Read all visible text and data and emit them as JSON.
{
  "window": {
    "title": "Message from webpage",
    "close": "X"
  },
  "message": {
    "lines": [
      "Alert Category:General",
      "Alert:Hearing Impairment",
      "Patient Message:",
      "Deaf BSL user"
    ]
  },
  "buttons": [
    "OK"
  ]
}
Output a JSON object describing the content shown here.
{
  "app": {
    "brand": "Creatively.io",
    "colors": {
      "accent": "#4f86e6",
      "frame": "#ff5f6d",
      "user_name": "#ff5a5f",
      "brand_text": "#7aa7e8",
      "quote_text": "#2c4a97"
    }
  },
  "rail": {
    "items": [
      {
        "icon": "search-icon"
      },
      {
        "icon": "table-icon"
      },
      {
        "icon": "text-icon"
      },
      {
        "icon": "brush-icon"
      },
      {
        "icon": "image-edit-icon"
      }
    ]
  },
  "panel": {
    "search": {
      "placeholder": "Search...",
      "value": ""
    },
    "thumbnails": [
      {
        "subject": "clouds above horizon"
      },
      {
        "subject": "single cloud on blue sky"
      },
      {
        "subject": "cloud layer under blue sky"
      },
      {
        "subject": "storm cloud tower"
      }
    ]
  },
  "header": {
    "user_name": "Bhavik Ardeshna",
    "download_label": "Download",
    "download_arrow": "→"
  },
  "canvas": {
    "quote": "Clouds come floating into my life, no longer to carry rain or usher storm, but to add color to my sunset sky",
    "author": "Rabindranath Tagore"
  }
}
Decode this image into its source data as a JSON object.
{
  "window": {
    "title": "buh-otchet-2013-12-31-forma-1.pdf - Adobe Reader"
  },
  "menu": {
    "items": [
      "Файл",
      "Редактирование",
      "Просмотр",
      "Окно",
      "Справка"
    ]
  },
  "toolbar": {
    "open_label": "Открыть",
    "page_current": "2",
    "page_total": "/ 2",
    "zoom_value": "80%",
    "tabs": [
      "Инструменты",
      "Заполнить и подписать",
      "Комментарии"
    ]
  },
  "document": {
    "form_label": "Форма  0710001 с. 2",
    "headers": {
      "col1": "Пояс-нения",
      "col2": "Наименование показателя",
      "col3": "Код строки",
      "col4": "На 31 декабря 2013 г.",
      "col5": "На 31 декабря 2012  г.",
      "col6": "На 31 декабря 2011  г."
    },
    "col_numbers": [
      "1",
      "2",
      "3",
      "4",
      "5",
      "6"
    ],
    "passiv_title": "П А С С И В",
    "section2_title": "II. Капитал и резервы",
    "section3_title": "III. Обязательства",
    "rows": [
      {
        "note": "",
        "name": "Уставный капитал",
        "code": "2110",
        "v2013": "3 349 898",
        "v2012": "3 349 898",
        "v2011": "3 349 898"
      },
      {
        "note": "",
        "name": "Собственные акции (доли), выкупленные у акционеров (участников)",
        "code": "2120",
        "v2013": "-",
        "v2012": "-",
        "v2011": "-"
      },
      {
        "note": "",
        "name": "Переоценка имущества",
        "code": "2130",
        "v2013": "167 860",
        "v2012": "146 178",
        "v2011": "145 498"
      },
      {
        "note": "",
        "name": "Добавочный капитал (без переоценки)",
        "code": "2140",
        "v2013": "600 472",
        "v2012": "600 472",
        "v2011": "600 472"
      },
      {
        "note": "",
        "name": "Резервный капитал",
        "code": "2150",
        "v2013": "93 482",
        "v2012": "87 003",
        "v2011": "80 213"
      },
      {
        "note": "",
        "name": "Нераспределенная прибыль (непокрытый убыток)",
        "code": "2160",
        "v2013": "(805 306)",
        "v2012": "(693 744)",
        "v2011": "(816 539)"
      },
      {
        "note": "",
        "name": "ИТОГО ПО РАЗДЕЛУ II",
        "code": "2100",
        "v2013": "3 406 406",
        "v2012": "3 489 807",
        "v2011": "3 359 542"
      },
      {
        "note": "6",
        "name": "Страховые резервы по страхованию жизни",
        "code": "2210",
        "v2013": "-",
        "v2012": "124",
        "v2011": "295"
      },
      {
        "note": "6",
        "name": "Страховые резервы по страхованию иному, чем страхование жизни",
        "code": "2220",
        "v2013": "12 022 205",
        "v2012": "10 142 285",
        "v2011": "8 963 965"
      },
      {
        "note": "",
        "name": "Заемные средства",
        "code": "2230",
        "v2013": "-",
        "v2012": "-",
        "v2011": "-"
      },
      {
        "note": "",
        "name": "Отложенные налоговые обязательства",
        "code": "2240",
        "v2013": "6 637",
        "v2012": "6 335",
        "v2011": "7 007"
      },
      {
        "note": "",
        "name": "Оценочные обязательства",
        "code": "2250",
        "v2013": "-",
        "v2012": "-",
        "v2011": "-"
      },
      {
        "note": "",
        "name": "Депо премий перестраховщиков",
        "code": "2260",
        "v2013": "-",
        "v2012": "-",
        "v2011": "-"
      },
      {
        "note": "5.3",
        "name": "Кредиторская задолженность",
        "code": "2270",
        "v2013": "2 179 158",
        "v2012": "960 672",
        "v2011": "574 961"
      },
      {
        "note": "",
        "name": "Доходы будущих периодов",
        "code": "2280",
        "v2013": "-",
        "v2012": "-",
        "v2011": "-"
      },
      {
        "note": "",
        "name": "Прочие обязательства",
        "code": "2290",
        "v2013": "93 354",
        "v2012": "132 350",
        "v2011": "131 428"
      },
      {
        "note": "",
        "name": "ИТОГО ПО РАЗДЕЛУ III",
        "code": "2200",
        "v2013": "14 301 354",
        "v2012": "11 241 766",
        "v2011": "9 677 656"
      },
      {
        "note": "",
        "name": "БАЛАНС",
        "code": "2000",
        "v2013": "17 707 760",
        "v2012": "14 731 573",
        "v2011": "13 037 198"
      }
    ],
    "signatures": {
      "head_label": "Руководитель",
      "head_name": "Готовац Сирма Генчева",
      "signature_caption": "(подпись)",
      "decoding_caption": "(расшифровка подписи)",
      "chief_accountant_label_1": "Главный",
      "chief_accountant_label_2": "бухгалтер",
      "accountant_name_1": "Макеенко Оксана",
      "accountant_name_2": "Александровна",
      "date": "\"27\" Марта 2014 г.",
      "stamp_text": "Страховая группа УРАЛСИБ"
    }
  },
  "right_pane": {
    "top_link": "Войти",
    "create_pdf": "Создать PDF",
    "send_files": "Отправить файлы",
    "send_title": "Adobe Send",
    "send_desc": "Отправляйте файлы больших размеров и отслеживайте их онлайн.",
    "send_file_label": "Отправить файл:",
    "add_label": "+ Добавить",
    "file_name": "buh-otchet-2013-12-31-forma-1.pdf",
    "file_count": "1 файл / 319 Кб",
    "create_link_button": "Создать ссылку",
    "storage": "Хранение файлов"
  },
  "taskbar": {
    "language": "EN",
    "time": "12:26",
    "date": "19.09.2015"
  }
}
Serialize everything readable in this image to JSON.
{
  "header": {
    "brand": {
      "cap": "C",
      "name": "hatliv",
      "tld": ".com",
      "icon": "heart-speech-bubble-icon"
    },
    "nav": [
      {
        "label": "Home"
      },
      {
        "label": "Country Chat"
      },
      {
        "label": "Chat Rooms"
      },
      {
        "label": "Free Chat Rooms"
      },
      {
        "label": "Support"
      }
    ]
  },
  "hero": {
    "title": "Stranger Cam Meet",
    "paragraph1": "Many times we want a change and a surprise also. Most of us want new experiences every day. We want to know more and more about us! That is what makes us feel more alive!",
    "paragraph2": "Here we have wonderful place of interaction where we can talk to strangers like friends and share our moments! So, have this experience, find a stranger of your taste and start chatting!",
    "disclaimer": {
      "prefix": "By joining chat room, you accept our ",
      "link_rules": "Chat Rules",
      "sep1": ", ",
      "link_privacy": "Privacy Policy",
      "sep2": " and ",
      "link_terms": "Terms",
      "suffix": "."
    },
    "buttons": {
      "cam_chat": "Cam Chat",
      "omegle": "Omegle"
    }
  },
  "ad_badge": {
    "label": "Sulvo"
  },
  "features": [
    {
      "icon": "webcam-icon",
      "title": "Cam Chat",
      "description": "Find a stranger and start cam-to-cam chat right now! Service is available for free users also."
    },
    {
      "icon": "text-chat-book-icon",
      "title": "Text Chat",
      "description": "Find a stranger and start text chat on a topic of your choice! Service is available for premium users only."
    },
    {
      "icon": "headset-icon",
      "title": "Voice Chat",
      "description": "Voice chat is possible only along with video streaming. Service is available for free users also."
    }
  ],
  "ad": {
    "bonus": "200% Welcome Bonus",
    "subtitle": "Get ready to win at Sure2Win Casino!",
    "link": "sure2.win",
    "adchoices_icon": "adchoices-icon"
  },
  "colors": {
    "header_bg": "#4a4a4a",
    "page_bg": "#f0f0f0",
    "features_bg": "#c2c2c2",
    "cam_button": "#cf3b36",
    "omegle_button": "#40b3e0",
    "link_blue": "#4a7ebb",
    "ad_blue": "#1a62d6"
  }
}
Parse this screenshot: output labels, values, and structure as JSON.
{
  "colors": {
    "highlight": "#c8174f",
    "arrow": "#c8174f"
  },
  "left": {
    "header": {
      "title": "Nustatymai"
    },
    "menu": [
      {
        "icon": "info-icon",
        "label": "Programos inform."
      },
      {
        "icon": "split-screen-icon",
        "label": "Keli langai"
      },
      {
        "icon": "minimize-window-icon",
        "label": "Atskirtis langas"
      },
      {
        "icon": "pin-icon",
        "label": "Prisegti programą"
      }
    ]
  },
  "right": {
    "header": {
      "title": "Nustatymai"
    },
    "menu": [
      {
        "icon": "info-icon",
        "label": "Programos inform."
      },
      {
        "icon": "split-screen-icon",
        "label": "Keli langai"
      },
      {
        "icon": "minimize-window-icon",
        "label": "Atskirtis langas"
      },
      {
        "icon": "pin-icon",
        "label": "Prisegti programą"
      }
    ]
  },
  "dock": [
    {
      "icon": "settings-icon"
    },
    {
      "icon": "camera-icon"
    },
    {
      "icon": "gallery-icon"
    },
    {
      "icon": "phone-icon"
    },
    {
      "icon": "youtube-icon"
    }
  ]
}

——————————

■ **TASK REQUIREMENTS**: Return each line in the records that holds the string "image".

■ **TASK OUTPUT**:
        "icon": "image-edit-icon"
Decode this image into its source data as a JSON object.
Serialize everything readable in this image to JSON.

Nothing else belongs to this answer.